- Input -
··········

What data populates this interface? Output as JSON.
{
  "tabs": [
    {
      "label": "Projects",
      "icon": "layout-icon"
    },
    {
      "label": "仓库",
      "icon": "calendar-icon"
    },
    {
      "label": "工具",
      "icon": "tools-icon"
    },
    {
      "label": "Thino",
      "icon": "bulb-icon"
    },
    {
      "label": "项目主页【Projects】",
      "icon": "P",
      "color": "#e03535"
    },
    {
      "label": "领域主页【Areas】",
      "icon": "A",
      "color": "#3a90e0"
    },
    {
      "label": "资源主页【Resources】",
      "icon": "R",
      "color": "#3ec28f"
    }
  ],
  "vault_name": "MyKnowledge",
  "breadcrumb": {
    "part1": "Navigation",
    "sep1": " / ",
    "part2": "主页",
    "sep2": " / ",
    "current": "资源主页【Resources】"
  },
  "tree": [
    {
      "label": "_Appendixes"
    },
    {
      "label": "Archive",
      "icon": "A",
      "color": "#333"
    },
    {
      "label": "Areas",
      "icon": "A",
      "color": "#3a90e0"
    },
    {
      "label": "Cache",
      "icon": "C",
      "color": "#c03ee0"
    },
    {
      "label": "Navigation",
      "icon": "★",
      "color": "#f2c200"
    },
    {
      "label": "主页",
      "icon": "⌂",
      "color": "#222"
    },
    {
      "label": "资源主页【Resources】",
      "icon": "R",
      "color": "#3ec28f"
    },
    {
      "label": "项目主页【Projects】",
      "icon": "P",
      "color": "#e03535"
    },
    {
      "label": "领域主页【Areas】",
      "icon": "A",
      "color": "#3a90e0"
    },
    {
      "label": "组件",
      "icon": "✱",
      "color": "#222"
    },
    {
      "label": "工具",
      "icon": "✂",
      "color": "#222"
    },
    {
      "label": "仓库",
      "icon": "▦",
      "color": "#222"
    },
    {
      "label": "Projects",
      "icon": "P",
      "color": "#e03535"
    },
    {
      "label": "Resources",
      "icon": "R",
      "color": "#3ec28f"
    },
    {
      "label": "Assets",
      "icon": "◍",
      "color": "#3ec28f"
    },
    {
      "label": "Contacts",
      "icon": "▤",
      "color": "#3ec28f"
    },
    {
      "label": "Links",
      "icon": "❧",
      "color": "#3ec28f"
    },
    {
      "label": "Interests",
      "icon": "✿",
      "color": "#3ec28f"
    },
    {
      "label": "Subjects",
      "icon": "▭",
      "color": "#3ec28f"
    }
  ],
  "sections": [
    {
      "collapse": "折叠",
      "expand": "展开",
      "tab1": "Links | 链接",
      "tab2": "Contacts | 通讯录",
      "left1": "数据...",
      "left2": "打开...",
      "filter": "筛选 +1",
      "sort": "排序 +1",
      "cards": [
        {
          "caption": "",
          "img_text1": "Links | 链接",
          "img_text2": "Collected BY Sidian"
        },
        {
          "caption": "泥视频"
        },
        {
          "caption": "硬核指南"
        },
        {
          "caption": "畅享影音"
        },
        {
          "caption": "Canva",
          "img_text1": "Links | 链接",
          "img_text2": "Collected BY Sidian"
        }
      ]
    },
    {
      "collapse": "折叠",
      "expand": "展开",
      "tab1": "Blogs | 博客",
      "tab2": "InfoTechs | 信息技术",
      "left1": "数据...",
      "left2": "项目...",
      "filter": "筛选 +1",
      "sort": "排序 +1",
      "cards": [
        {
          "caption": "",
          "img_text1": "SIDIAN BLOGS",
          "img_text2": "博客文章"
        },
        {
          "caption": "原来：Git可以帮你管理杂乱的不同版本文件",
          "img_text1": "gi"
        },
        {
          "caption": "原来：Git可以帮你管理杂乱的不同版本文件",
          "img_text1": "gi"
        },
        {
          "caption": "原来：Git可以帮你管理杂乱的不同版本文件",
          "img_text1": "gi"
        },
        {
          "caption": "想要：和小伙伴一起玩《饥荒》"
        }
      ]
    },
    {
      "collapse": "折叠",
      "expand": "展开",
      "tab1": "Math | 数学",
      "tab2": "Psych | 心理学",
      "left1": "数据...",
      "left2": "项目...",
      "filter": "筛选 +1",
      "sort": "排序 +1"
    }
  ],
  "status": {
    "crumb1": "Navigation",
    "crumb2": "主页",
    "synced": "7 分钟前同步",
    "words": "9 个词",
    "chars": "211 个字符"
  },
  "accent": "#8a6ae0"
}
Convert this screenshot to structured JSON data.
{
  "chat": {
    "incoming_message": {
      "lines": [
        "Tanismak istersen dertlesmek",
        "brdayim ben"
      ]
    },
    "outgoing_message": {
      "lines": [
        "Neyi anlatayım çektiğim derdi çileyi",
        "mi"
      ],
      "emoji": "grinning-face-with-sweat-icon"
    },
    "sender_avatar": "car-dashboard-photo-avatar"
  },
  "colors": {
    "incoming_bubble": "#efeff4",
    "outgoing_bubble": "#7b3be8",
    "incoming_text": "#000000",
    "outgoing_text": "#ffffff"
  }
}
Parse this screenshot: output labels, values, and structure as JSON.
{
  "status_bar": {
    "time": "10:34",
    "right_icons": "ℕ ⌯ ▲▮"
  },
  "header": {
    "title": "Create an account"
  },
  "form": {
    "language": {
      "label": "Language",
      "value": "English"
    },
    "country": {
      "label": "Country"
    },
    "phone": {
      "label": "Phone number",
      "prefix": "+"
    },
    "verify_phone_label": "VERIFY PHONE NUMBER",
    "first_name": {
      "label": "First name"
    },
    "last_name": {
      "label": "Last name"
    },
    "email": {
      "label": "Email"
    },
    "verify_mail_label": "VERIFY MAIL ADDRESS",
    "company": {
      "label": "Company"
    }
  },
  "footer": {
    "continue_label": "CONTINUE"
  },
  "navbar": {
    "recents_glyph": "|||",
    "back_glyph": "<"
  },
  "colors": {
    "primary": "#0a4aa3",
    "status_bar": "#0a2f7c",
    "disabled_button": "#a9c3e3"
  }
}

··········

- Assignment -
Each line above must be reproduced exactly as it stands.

- Solution below -
What data populates this interface? Output as JSON.
{
  "tabs": [
    {
      "label": "Projects",
      "icon": "layout-icon"
    },
    {
      "label": "仓库",
      "icon": "calendar-icon"
    },
    {
      "label": "工具",
      "icon": "tools-icon"
    },
    {
      "label": "Thino",
      "icon": "bulb-icon"
    },
    {
      "label": "项目主页【Projects】",
      "icon": "P",
      "color": "#e03535"
    },
    {
      "label": "领域主页【Areas】",
      "icon": "A",
      "color": "#3a90e0"
    },
    {
      "label": "资源主页【Resources】",
      "icon": "R",
      "color": "#3ec28f"
    }
  ],
  "vault_name": "MyKnowledge",
  "breadcrumb": {
    "part1": "Navigation",
    "sep1": " / ",
    "part2": "主页",
    "sep2": " / ",
    "current": "资源主页【Resources】"
  },
  "tree": [
    {
      "label": "_Appendixes"
    },
    {
      "label": "Archive",
      "icon": "A",
      "color": "#333"
    },
    {
      "label": "Areas",
      "icon": "A",
      "color": "#3a90e0"
    },
    {
      "label": "Cache",
      "icon": "C",
      "color": "#c03ee0"
    },
    {
      "label": "Navigation",
      "icon": "★",
      "color": "#f2c200"
    },
    {
      "label": "主页",
      "icon": "⌂",
      "color": "#222"
    },
    {
      "label": "资源主页【Resources】",
      "icon": "R",
      "color": "#3ec28f"
    },
    {
      "label": "项目主页【Projects】",
      "icon": "P",
      "color": "#e03535"
    },
    {
      "label": "领域主页【Areas】",
      "icon": "A",
      "color": "#3a90e0"
    },
    {
      "label": "组件",
      "icon": "✱",
      "color": "#222"
    },
    {
      "label": "工具",
      "icon": "✂",
      "color": "#222"
    },
    {
      "label": "仓库",
      "icon": "▦",
      "color": "#222"
    },
    {
      "label": "Projects",
      "icon": "P",
      "color": "#e03535"
    },
    {
      "label": "Resources",
      "icon": "R",
      "color": "#3ec28f"
    },
    {
      "label": "Assets",
      "icon": "◍",
      "color": "#3ec28f"
    },
    {
      "label": "Contacts",
      "icon": "▤",
      "color": "#3ec28f"
    },
    {
      "label": "Links",
      "icon": "❧",
      "color": "#3ec28f"
    },
    {
      "label": "Interests",
      "icon": "✿",
      "color": "#3ec28f"
    },
    {
      "label": "Subjects",
      "icon": "▭",
      "color": "#3ec28f"
    }
  ],
  "sections": [
    {
      "collapse": "折叠",
      "expand": "展开",
      "tab1": "Links | 链接",
      "tab2": "Contacts | 通讯录",
      "left1": "数据...",
      "left2": "打开...",
      "filter": "筛选 +1",
      "sort": "排序 +1",
      "cards": [
        {
          "caption": "",
          "img_text1": "Links | 链接",
          "img_text2": "Collected BY Sidian"
        },
        {
          "caption": "泥视频"
        },
        {
          "caption": "硬核指南"
        },
        {
          "caption": "畅享影音"
        },
        {
          "caption": "Canva",
          "img_text1": "Links | 链接",
          "img_text2": "Collected BY Sidian"
        }
      ]
    },
    {
      "collapse": "折叠",
      "expand": "展开",
      "tab1": "Blogs | 博客",
      "tab2": "InfoTechs | 信息技术",
      "left1": "数据...",
      "left2": "项目...",
      "filter": "筛选 +1",
      "sort": "排序 +1",
      "cards": [
        {
          "caption": "",
          "img_text1": "SIDIAN BLOGS",
          "img_text2": "博客文章"
        },
        {
          "caption": "原来：Git可以帮你管理杂乱的不同版本文件",
          "img_text1": "gi"
        },
        {
          "caption": "原来：Git可以帮你管理杂乱的不同版本文件",
          "img_text1": "gi"
        },
        {
          "caption": "原来：Git可以帮你管理杂乱的不同版本文件",
          "img_text1": "gi"
        },
        {
          "caption": "想要：和小伙伴一起玩《饥荒》"
        }
      ]
    },
    {
      "collapse": "折叠",
      "expand": "展开",
      "tab1": "Math | 数学",
      "tab2": "Psych | 心理学",
      "left1": "数据...",
      "left2": "项目...",
      "filter": "筛选 +1",
      "sort": "排序 +1"
    }
  ],
  "status": {
    "crumb1": "Navigation",
    "crumb2": "主页",
    "synced": "7 分钟前同步",
    "words": "9 个词",
    "chars": "211 个字符"
  },
  "accent": "#8a6ae0"
}
Convert this screenshot to structured JSON data.
{
  "chat": {
    "incoming_message": {
      "lines": [
        "Tanismak istersen dertlesmek",
        "brdayim ben"
      ]
    },
    "outgoing_message": {
      "lines": [
        "Neyi anlatayım çektiğim derdi çileyi",
        "mi"
      ],
      "emoji": "grinning-face-with-sweat-icon"
    },
    "sender_avatar": "car-dashboard-photo-avatar"
  },
  "colors": {
    "incoming_bubble": "#efeff4",
    "outgoing_bubble": "#7b3be8",
    "incoming_text": "#000000",
    "outgoing_text": "#ffffff"
  }
}
Parse this screenshot: output labels, values, and structure as JSON.
{
  "status_bar": {
    "time": "10:34",
    "right_icons": "ℕ ⌯ ▲▮"
  },
  "header": {
    "title": "Create an account"
  },
  "form": {
    "language": {
      "label": "Language",
      "value": "English"
    },
    "country": {
      "label": "Country"
    },
    "phone": {
      "label": "Phone number",
      "prefix": "+"
    },
    "verify_phone_label": "VERIFY PHONE NUMBER",
    "first_name": {
      "label": "First name"
    },
    "last_name": {
      "label": "Last name"
    },
    "email": {
      "label": "Email"
    },
    "verify_mail_label": "VERIFY MAIL ADDRESS",
    "company": {
      "label": "Company"
    }
  },
  "footer": {
    "continue_label": "CONTINUE"
  },
  "navbar": {
    "recents_glyph": "|||",
    "back_glyph": "<"
  },
  "colors": {
    "primary": "#0a4aa3",
    "status_bar": "#0a2f7c",
    "disabled_button": "#a9c3e3"
  }
}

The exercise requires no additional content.